What if you could help power a whole city by going for a walk, or generate real electricity by doing the electric slide? Now, thanks to one London-based start-up, you can. The company is called Pavegen Systems, and it's generating sparks across Europe thanks to a green energy technology which harnesses the power of the pedestrian.
The technology consists of a rubber tile, 17.7-by-23.6-inches (45 x 60 centimeters) in size. When stepped on, the tile bends slightly, around 5 millimeters (only one fifth of an inch), harvesting the kinetic energy generated by the footstep and converting it into usable electricity at a rate of about 7 watts per footstep. At that rate, it takes only five tiles to power a small storefront, or light up the streetlamps on a relatively busy street, according to the Laurence Kemball-Cook, the company's CEO.

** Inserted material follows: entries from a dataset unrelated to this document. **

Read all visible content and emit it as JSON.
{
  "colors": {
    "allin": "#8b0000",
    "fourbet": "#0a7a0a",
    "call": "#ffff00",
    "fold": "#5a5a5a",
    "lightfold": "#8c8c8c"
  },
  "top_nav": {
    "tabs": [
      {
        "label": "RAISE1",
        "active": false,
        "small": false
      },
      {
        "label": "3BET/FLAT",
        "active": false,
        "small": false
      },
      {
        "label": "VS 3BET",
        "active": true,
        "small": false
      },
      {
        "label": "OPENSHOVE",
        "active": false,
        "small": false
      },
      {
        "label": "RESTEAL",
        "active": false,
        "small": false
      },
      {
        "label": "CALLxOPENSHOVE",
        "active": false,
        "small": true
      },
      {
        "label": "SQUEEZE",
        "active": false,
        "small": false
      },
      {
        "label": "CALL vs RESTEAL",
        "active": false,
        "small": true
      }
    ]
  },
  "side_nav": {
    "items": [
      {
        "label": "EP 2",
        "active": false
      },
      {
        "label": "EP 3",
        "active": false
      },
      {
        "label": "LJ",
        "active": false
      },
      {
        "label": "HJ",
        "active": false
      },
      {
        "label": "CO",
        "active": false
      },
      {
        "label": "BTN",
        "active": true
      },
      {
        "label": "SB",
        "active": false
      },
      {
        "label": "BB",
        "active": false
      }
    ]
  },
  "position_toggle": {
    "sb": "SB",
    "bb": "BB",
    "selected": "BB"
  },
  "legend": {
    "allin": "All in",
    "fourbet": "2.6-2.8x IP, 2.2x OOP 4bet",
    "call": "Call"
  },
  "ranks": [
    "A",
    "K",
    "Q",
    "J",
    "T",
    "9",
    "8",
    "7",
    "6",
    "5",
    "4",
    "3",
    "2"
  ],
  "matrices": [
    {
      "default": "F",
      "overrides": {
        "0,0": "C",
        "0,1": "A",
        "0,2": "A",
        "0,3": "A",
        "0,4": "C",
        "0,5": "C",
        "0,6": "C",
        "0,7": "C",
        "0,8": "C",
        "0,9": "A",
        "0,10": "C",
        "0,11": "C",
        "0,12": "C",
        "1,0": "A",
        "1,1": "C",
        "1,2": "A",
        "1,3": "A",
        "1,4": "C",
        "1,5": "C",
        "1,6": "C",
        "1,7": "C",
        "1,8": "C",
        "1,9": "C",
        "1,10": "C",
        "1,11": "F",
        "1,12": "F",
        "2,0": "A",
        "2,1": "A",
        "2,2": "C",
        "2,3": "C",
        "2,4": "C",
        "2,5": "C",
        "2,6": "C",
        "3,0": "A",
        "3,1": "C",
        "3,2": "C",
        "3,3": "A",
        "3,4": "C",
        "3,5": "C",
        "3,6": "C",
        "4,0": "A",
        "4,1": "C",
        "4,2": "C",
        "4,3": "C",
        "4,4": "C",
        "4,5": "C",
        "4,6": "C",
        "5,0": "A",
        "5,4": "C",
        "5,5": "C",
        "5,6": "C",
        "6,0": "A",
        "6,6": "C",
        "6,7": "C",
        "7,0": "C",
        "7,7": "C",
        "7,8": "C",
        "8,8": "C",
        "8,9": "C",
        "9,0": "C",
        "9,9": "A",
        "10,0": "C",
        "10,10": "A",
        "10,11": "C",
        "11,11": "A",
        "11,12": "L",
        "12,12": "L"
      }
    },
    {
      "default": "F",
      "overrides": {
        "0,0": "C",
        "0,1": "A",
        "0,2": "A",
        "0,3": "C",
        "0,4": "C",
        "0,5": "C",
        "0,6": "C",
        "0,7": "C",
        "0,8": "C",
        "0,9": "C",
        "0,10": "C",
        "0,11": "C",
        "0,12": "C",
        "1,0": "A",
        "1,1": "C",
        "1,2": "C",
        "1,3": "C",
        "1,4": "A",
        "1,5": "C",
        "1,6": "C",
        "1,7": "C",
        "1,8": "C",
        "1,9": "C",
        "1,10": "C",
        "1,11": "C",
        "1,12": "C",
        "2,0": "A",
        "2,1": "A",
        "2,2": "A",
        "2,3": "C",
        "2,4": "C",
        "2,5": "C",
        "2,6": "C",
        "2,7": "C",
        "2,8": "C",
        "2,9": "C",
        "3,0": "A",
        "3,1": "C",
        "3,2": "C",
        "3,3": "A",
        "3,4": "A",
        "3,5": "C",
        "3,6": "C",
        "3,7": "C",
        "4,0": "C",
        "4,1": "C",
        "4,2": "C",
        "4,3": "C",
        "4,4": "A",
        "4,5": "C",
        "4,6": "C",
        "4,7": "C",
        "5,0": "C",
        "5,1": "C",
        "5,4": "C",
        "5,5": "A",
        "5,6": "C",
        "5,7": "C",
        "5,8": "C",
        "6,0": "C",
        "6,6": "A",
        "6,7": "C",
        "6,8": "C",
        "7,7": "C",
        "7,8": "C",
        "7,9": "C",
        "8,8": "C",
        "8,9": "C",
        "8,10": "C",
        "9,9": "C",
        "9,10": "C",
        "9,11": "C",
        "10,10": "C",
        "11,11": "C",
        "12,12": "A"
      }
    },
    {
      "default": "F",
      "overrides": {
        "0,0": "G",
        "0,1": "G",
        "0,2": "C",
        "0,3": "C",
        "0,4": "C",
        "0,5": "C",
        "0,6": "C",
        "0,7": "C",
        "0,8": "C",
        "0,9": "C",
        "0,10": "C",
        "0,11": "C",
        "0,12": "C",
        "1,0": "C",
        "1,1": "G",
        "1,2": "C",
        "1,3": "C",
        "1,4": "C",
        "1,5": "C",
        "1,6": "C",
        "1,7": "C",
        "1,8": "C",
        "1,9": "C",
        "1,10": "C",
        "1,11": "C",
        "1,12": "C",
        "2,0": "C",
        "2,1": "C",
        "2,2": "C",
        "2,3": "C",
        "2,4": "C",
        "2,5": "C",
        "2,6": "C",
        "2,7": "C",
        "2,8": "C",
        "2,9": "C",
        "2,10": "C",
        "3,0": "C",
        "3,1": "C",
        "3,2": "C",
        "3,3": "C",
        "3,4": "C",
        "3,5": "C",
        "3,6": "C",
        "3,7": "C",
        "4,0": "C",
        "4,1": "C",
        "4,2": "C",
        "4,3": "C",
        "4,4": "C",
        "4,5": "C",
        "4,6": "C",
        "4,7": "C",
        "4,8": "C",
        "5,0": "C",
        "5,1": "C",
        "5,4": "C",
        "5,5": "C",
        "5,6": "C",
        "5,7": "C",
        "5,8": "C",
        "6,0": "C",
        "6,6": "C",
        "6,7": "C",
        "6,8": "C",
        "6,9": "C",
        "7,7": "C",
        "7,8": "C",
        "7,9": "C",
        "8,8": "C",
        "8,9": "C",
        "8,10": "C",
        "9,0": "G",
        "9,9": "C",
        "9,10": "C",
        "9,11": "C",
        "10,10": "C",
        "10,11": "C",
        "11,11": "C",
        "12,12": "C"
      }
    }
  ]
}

Kemball-Cook first conceived of the tile when he was working towards as degree in industrial design and technology at Loughborough University. As part of his studies, he worked at a London power company, where he was tasked with developing solar and wind power solutions for urban areas. When neither proved viable, he started exploring alternative options. "I thought, what about a power source that is commercial and reliable, where and when you need it?" Kemball told ABC News, "what about footsteps?"
Well, what about footsteps? According to Kemball-Cook the tiles are "200 times more efficient than any other form of other energy harvesting technology." In addition, they're non-invasive, if desired, they can be made to blend in completely with the surrounding street.
"It provides a way that people can save energy without realizing it," Kemball-Cook said, "all they have to do is walk down the road." Because it comes from people as opposed to fossil fuels, the energy is eco-friendly, leaving behind little to no negative effect on the planet. Even the tiles themselves are recycled, coming primarily from old truck tires which have been refitted for the purpose. "We're taking tires off the road and putting them back on the road," Kemball-Cook told ABC News.
Pavegen already has numerous temporary and permanent projects underway in Europe. The company is currently installing tiles in one of the largest malls in Europe, the Westfield Stratford City Mall. Already a hot spot for heavy foot traffic, the mall is expected to receive an influx of visitors this year given its close proximity to the Olympic Stadium. They're also set to power the lighting for major London transportation hub.
But Pavegen's plans go far beyond city streets, they have also set up temporary tiles at music festivals, such as England's Bestival in 2011, which dancers can use to charge cell phones. On May 19, 2012 the Black Eye Pea's Apl.de.ap and Will-i-am performed on a Pavegen energy generating stage, during a fund raising event for Apl's 'We Can Be Anything' campaign, reducing the need for fossil fuel-powered generators, which are traditionally used to power large outdoor events.
Although Pavegen does most of its business in Europe, the company is in talks with buyers in Silicon Valley who are looking to provide clean energy for their offices using Pavegen tiles. As the business continues expands, the company is aiming to get its prices, which are currently in flux, down to $100 per tile, a goal which they expect to reach in the next 18 months. In the meantime, the company will keep its eyes on the prize, powering the world, one step at a time.